There are many different organizations whose sole mission is to support children with hearing loss. Their services range from support groups and programs to mobile apps. Here is a list of the resources that can be helpful if your child, or a loved one, suffers with hearing loss.
Support for children
Mobile apps make support immediately available to those who need it. The Ida Institute has developed the My World app1 that helps children find ways to talk about their hearing loss during pediatric therapy. Children can populate an online environment with icons that represent family, friends and their favorite things. It’s a type of play therapy that helps children talk with a therapist about how they communicate during the day. The goal is to help children express their feelings about communicating with a hearing impairment in order to learn new strategies.
Hearinglikeme.com2 is a rich online resource of information for the hearing impaired. It covers a range of interesting information with articles like:
- “Deaf and hard of hearing characters in popular fiction”
- “Deaf musicians team with symphony to play an accessible concert”
- “Could a robot help deaf children communicate in the future?”
The website sections support children of all ages, including a special section for teens3. The site also offers entertainment, travel and technology news for the hearing impaired, as well as an interactive, “Ask Anna” section4 for questions and answers about life with hearing loss.
Support for parents
There are many robust resources for parents of hearing impaired children. The Hearing First organization5 is a good example.

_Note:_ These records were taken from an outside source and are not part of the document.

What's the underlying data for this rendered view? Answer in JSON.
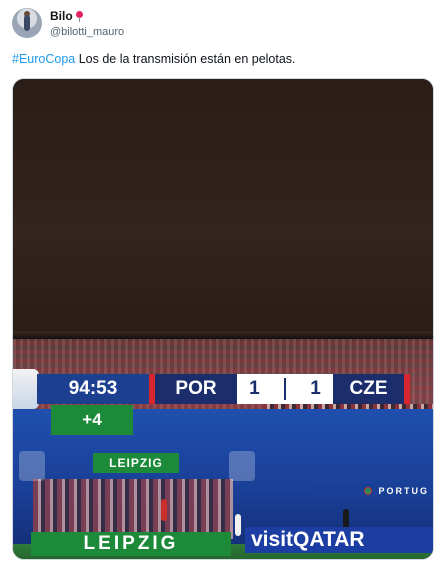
{
  "tweet": {
    "display_name": "Bilo",
    "badge_icon": "pin-icon",
    "handle": "@bilotti_mauro",
    "hashtag": "#EuroCopa",
    "text": " Los de la transmisión están en pelotas."
  },
  "broadcast": {
    "clock": "94:53",
    "home_team": "POR",
    "home_score": "1",
    "away_score": "1",
    "away_team": "CZE",
    "added_time": "+4",
    "sponsor_small": "LEIPZIG",
    "sponsor_big": "LEIPZIG",
    "sponsor_qatar": "visitQATAR",
    "board_portugal": "PORTUG"
  },
  "colors": {
    "hashtag": "#1d9bf0",
    "score_blue": "#1b2e6b",
    "clock_blue": "#1d3f8f",
    "accent_red": "#d7262f",
    "green": "#1d8a3a"
  }
}
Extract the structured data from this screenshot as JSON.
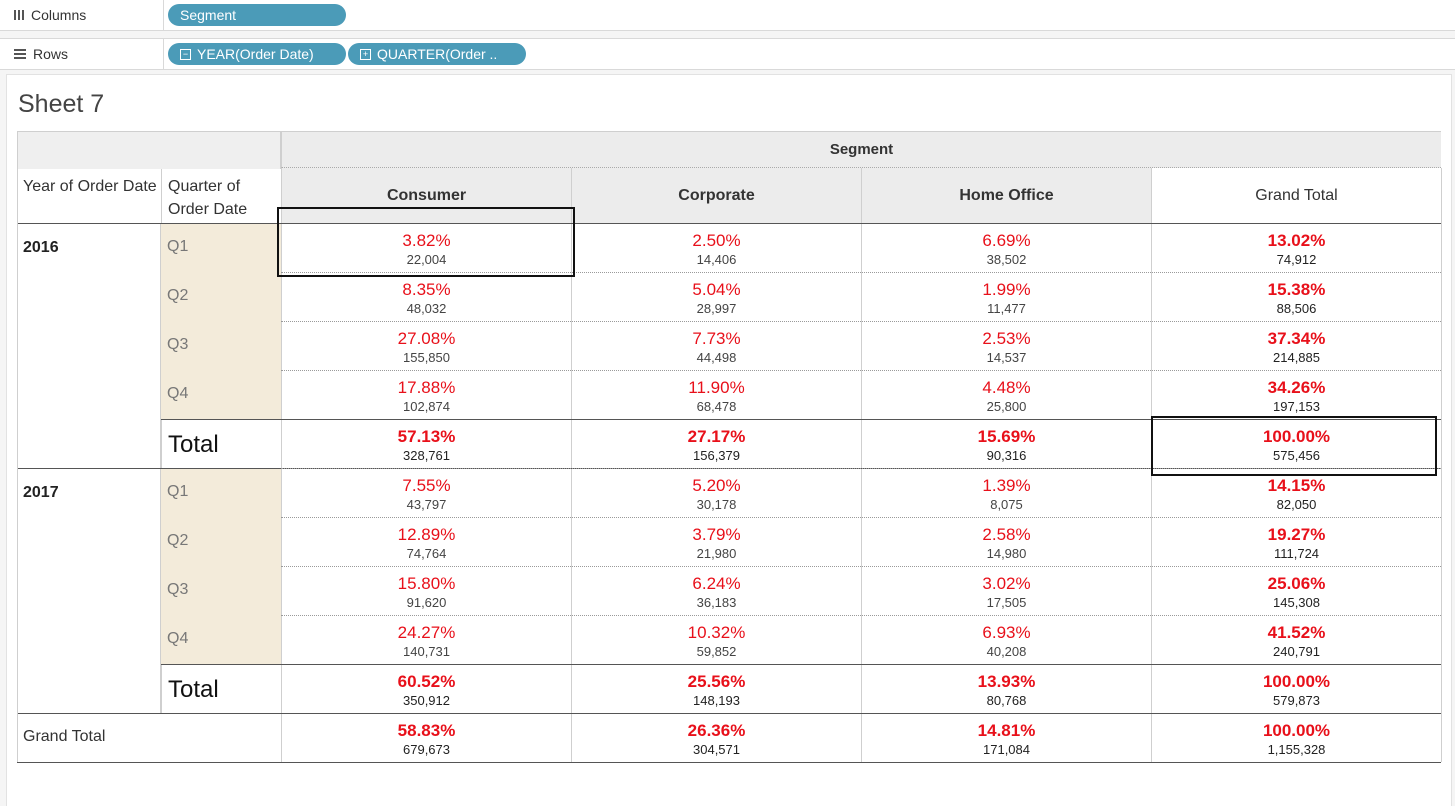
{
  "shelves": {
    "columns": {
      "label": "Columns",
      "pills": [
        {
          "label": "Segment"
        }
      ]
    },
    "rows": {
      "label": "Rows",
      "pills": [
        {
          "label": "YEAR(Order Date)",
          "icon": "collapse-icon"
        },
        {
          "label": "QUARTER(Order ..",
          "icon": "expand-icon"
        }
      ]
    }
  },
  "sheet": {
    "title": "Sheet 7"
  },
  "table": {
    "segment_header": "Segment",
    "row_headers": [
      "Year of Order Date",
      "Quarter of Order Date"
    ],
    "columns": [
      "Consumer",
      "Corporate",
      "Home Office",
      "Grand Total"
    ],
    "years": [
      {
        "year": "2016",
        "rows": [
          {
            "label": "Q1",
            "cells": [
              {
                "pct": "3.82%",
                "val": "22,004"
              },
              {
                "pct": "2.50%",
                "val": "14,406"
              },
              {
                "pct": "6.69%",
                "val": "38,502"
              },
              {
                "pct": "13.02%",
                "val": "74,912"
              }
            ]
          },
          {
            "label": "Q2",
            "cells": [
              {
                "pct": "8.35%",
                "val": "48,032"
              },
              {
                "pct": "5.04%",
                "val": "28,997"
              },
              {
                "pct": "1.99%",
                "val": "11,477"
              },
              {
                "pct": "15.38%",
                "val": "88,506"
              }
            ]
          },
          {
            "label": "Q3",
            "cells": [
              {
                "pct": "27.08%",
                "val": "155,850"
              },
              {
                "pct": "7.73%",
                "val": "44,498"
              },
              {
                "pct": "2.53%",
                "val": "14,537"
              },
              {
                "pct": "37.34%",
                "val": "214,885"
              }
            ]
          },
          {
            "label": "Q4",
            "cells": [
              {
                "pct": "17.88%",
                "val": "102,874"
              },
              {
                "pct": "11.90%",
                "val": "68,478"
              },
              {
                "pct": "4.48%",
                "val": "25,800"
              },
              {
                "pct": "34.26%",
                "val": "197,153"
              }
            ]
          }
        ],
        "total": {
          "label": "Total",
          "cells": [
            {
              "pct": "57.13%",
              "val": "328,761"
            },
            {
              "pct": "27.17%",
              "val": "156,379"
            },
            {
              "pct": "15.69%",
              "val": "90,316"
            },
            {
              "pct": "100.00%",
              "val": "575,456"
            }
          ]
        }
      },
      {
        "year": "2017",
        "rows": [
          {
            "label": "Q1",
            "cells": [
              {
                "pct": "7.55%",
                "val": "43,797"
              },
              {
                "pct": "5.20%",
                "val": "30,178"
              },
              {
                "pct": "1.39%",
                "val": "8,075"
              },
              {
                "pct": "14.15%",
                "val": "82,050"
              }
            ]
          },
          {
            "label": "Q2",
            "cells": [
              {
                "pct": "12.89%",
                "val": "74,764"
              },
              {
                "pct": "3.79%",
                "val": "21,980"
              },
              {
                "pct": "2.58%",
                "val": "14,980"
              },
              {
                "pct": "19.27%",
                "val": "111,724"
              }
            ]
          },
          {
            "label": "Q3",
            "cells": [
              {
                "pct": "15.80%",
                "val": "91,620"
              },
              {
                "pct": "6.24%",
                "val": "36,183"
              },
              {
                "pct": "3.02%",
                "val": "17,505"
              },
              {
                "pct": "25.06%",
                "val": "145,308"
              }
            ]
          },
          {
            "label": "Q4",
            "cells": [
              {
                "pct": "24.27%",
                "val": "140,731"
              },
              {
                "pct": "10.32%",
                "val": "59,852"
              },
              {
                "pct": "6.93%",
                "val": "40,208"
              },
              {
                "pct": "41.52%",
                "val": "240,791"
              }
            ]
          }
        ],
        "total": {
          "label": "Total",
          "cells": [
            {
              "pct": "60.52%",
              "val": "350,912"
            },
            {
              "pct": "25.56%",
              "val": "148,193"
            },
            {
              "pct": "13.93%",
              "val": "80,768"
            },
            {
              "pct": "100.00%",
              "val": "579,873"
            }
          ]
        }
      }
    ],
    "grand_total": {
      "label": "Grand Total",
      "cells": [
        {
          "pct": "58.83%",
          "val": "679,673"
        },
        {
          "pct": "26.36%",
          "val": "304,571"
        },
        {
          "pct": "14.81%",
          "val": "171,084"
        },
        {
          "pct": "100.00%",
          "val": "1,155,328"
        }
      ]
    }
  },
  "colors": {
    "pill": "#4b9bb8",
    "percent": "#e8101a",
    "quarter_bg": "#f3ebda"
  }
}
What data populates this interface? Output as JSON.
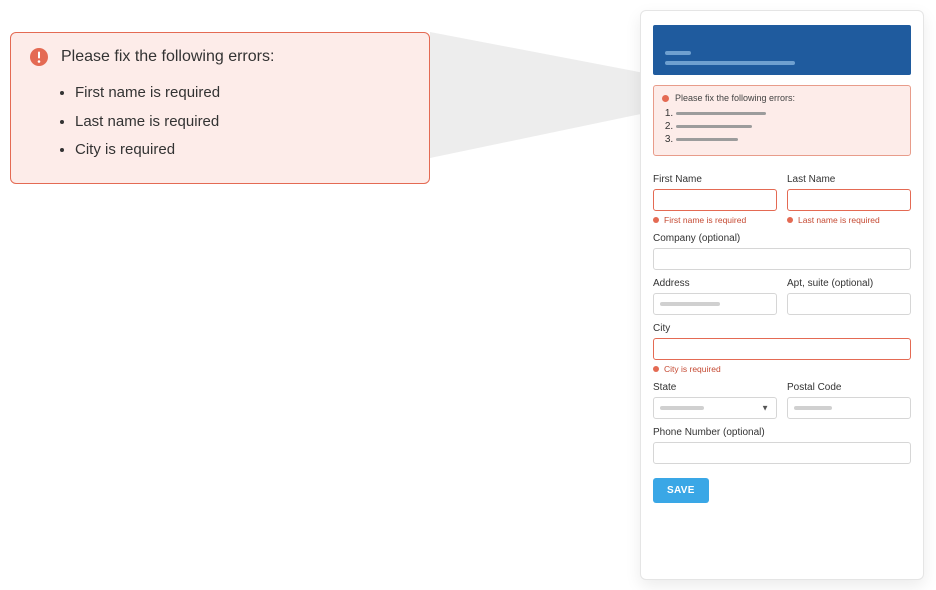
{
  "callout": {
    "title": "Please fix the following errors:",
    "errors": [
      "First name is required",
      "Last name is required",
      "City is required"
    ]
  },
  "mini_banner": {
    "title": "Please fix the following errors:"
  },
  "form": {
    "first_name": {
      "label": "First Name",
      "error": "First name is required"
    },
    "last_name": {
      "label": "Last Name",
      "error": "Last name is required"
    },
    "company": {
      "label": "Company (optional)"
    },
    "address": {
      "label": "Address"
    },
    "apt": {
      "label": "Apt, suite (optional)"
    },
    "city": {
      "label": "City",
      "error": "City is required"
    },
    "state": {
      "label": "State"
    },
    "postal": {
      "label": "Postal Code"
    },
    "phone": {
      "label": "Phone Number (optional)"
    },
    "save_label": "SAVE"
  },
  "colors": {
    "error_bg": "#FDECE9",
    "error_border": "#E46A53",
    "primary": "#3aa7e6",
    "hero": "#1f5b9e"
  }
}
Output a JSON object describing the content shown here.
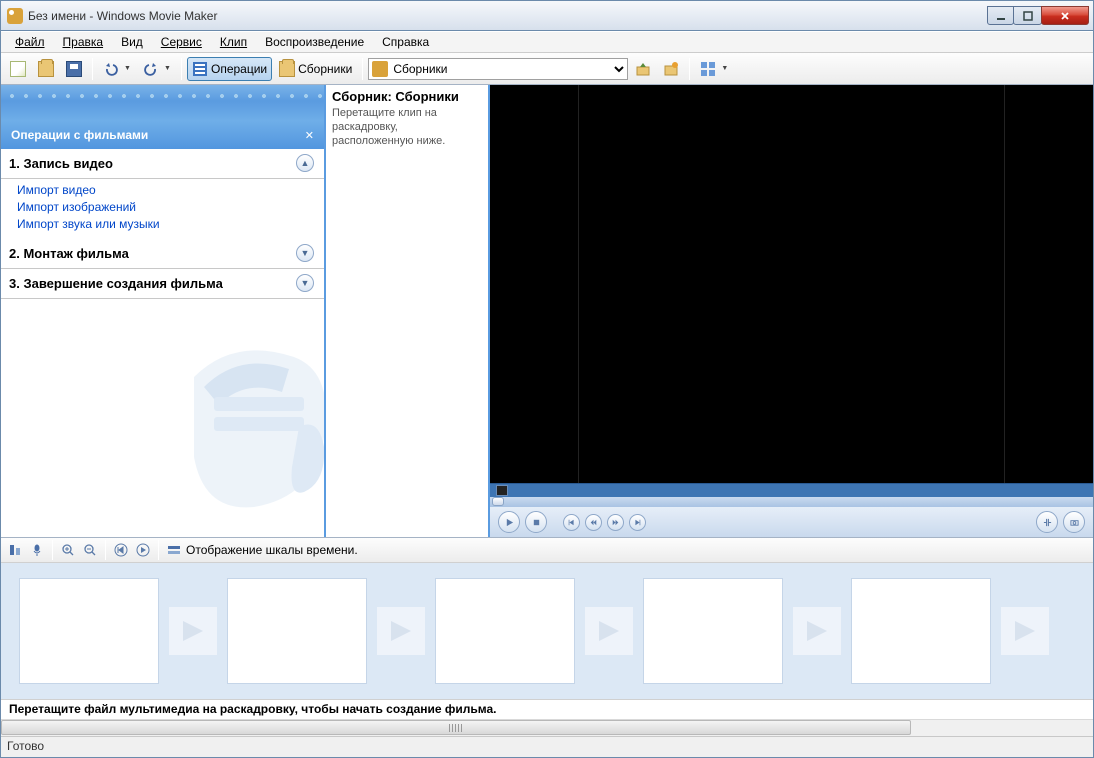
{
  "title": "Без имени - Windows Movie Maker",
  "menu": {
    "file": "Файл",
    "edit": "Правка",
    "view": "Вид",
    "service": "Сервис",
    "clip": "Клип",
    "play": "Воспроизведение",
    "help": "Справка"
  },
  "toolbar": {
    "operations": "Операции",
    "collections": "Сборники",
    "collections_sel": "Сборники"
  },
  "tasks": {
    "header": "Операции с фильмами",
    "section1": "1. Запись видео",
    "s1_links": {
      "a": "Импорт видео",
      "b": "Импорт изображений",
      "c": "Импорт звука или музыки"
    },
    "section2": "2. Монтаж фильма",
    "section3": "3. Завершение создания фильма"
  },
  "collection": {
    "title": "Сборник: Сборники",
    "instr": "Перетащите клип на раскадровку, расположенную ниже."
  },
  "timeline": {
    "toggle": "Отображение шкалы времени."
  },
  "storyboard": {
    "hint": "Перетащите файл мультимедиа на раскадровку, чтобы начать создание фильма."
  },
  "status": "Готово"
}
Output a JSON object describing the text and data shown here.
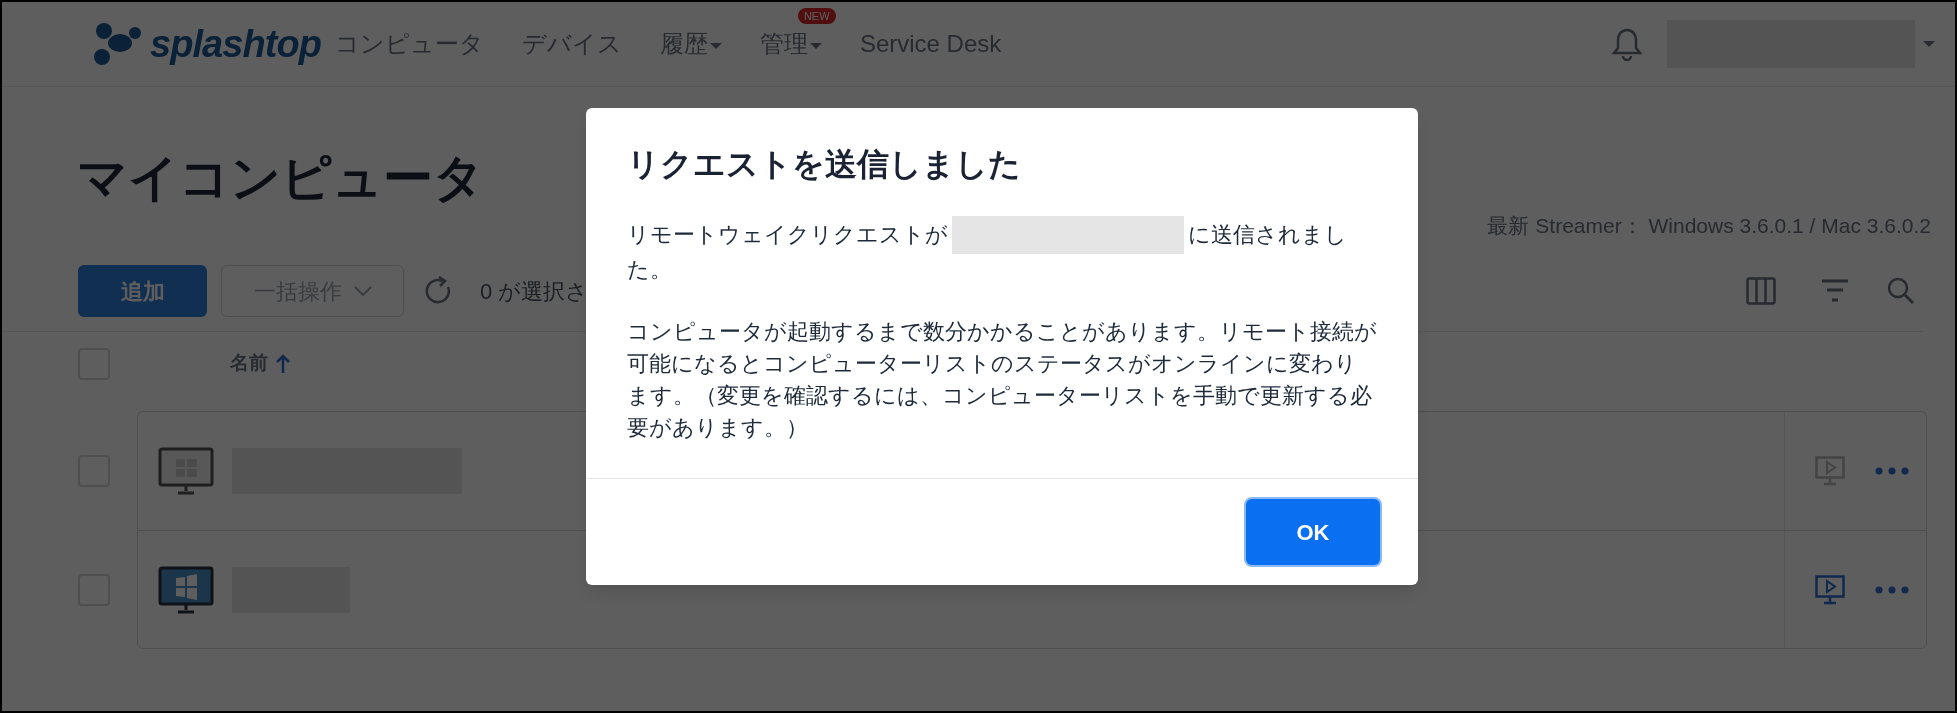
{
  "header": {
    "logo_text": "splashtop",
    "nav": [
      {
        "label": "コンピュータ",
        "dropdown": false
      },
      {
        "label": "デバイス",
        "dropdown": false
      },
      {
        "label": "履歴",
        "dropdown": true
      },
      {
        "label": "管理",
        "dropdown": true,
        "badge": "NEW"
      },
      {
        "label": "Service Desk",
        "dropdown": false
      }
    ]
  },
  "page_title": "マイコンピュータ",
  "streamer_info": "最新 Streamer： Windows 3.6.0.1 / Mac 3.6.0.2",
  "toolbar": {
    "add_button": "追加",
    "bulk_button": "一括操作",
    "selection_count": "0 が選択さ"
  },
  "table": {
    "select_all_checked": false,
    "columns": [
      {
        "label": "名前",
        "sort_ascending": true
      }
    ],
    "rows": [
      {
        "checked": false,
        "online": false
      },
      {
        "checked": false,
        "online": true
      }
    ]
  },
  "dialog": {
    "title": "リクエストを送信しました",
    "message_before": "リモートウェイクリクエストが",
    "message_after": "に送信されまし",
    "message_continued": "た。",
    "note": "コンピュータが起動するまで数分かかることがあります。リモート接続が可能になるとコンピューターリストのステータスがオンラインに変わります。（変更を確認するには、コンピューターリストを手動で更新する必要があります。）",
    "ok_button": "OK"
  }
}
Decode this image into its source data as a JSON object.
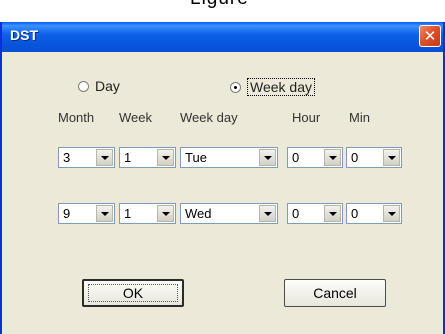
{
  "top_fragment": "Ligure",
  "dialog": {
    "title": "DST",
    "close_icon": "close-icon"
  },
  "mode": {
    "options": [
      {
        "label": "Day",
        "selected": false
      },
      {
        "label": "Week day",
        "selected": true
      }
    ]
  },
  "columns": {
    "month": "Month",
    "week": "Week",
    "week_day": "Week day",
    "hour": "Hour",
    "min": "Min"
  },
  "rows": [
    {
      "month": "3",
      "week": "1",
      "week_day": "Tue",
      "hour": "0",
      "min": "0"
    },
    {
      "month": "9",
      "week": "1",
      "week_day": "Wed",
      "hour": "0",
      "min": "0"
    }
  ],
  "buttons": {
    "ok": "OK",
    "cancel": "Cancel"
  },
  "colors": {
    "title_bar": "#0a58f0",
    "close_button": "#e0502a",
    "dialog_face": "#ece9d8"
  }
}
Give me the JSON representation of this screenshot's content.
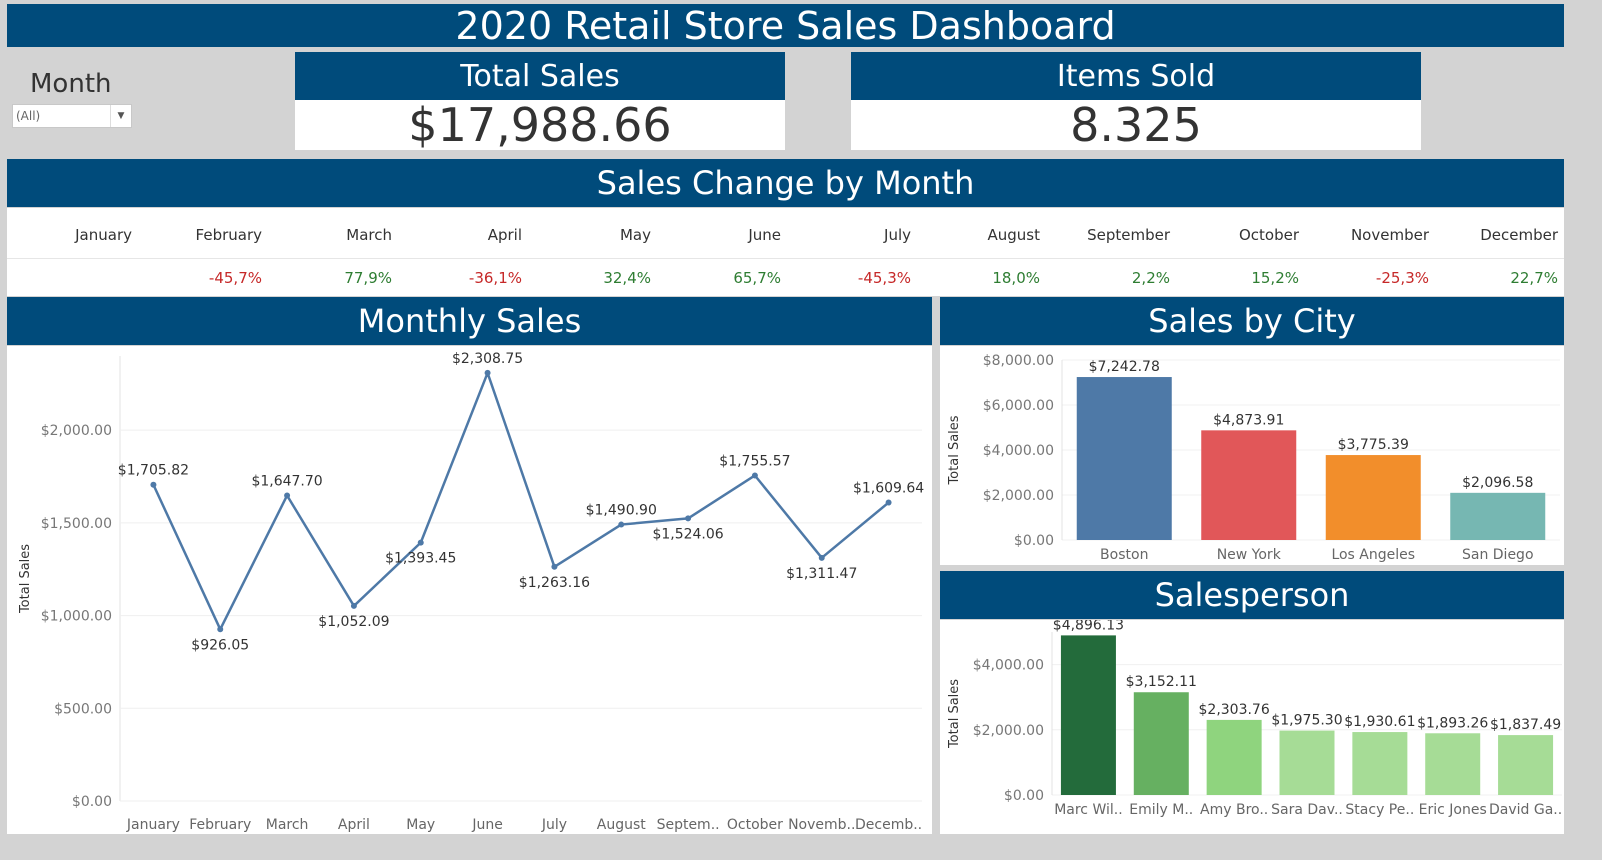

Its approach is based on promoting listening and spoken language (LSL) skills, which it has developed into a full-blown program. The organization says LSL, “makes it possible for children who are deaf or hard of hearing to learn to listen and talk, which powers language, literacy, and lifetime success.” The site delivers on its promise. It includes tips and support for parents6, information on brain development, and understanding LSL’s relationship to literacy7 for children. Hearing First also presents information on hearing testing and devices8 and how to form beneficial relationships with health professionals and caregivers9.
Hearingloss.org10 has a parent community for support and information. It covers helpful topics such as “Protecting kid’s hearing” and “Teaching mainstreamed students with hearing loss.” The organization has chapters11 around the country and a list of them is posted on the website for easy reference.
Support for educators
Educators need support as well, whether they teach hearing-impaired students only, or integrated classrooms with hearing, hard of hearing, and deaf students. Supporting Success for Children with Hearing Loss12 is an organization dedicated to providing teachers with the resources they need, including free handouts, professional development materials, webcasts, and advocacy materials.
It’s encouraging to see the many organizations that are dedicated to the success of hearing impaired children of all ages. Taking advantage of these resources can contribute to the success and well-being of children, parents and their teachers.